The opinion will also typically give the name of the judge or justice who wrote it. In some cases, judges sitting together will decide not to reveal who wrote an opinion. In that situation, it will say “per curiam” (Latin for “by the court”) in place of a judge’s name.
The opinion itself is less predictable than this prefatory material, but usually contains the following materials: First, it is likely to include information about the case’s history and the stage at which it was issued. (For instance, the opinion might be written after a motion to dismiss, after a motion for summary judgment, or after trial.) This is called the procedural posture. The opinion will also typically include some information about the facts of the case. This is especially true for trial court opinions. Last but not least, the judge will usually state the legal issue(s) involved, her decision about the issues (the holding), and her reasoning.
Although all of these components are present in most opinions, identifying them is not always straightforward. A law student’s or lawyer’s goal in reading a case is to ingest the information quickly and, usually, to apply the reasoning to another case. One way to develop this skill is to “brief” cases. When a law student briefs a case, he typically identifies several pieces of information: the parties, the procedural posture, the facts, the issue, the holding, and the analysis. Although it seems foreign at first, identifying this information, understanding judicial opinions, and applying their reasoning to new cases becomes much easier with practice.
1. The court system is conceived of in a hierarchy—trial courts are lower or inferior courts, while appellate courts are higher ones.↩
2. 17 U.S.C. § 506 (2012).↩
3. The exception to this is that the government is not allowed to appeal a not-guilty verdict in a criminal case.↩
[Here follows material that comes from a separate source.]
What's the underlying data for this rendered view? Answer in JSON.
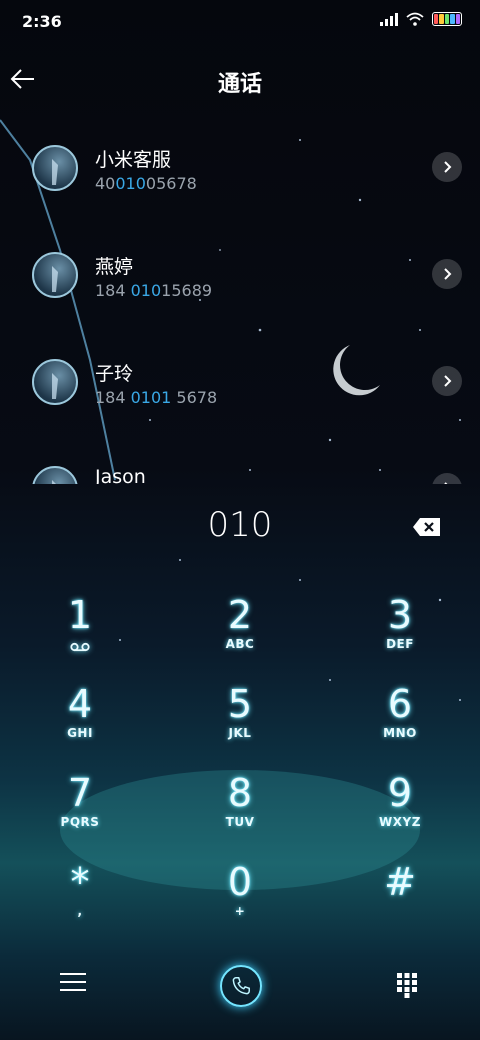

4. There is also a thirteenth court of appeals, the court of appeals for the Federal Circuit. It hears appeals in certain types of cases, including patent cases and cases involving monetary claims against the U.S. government.↩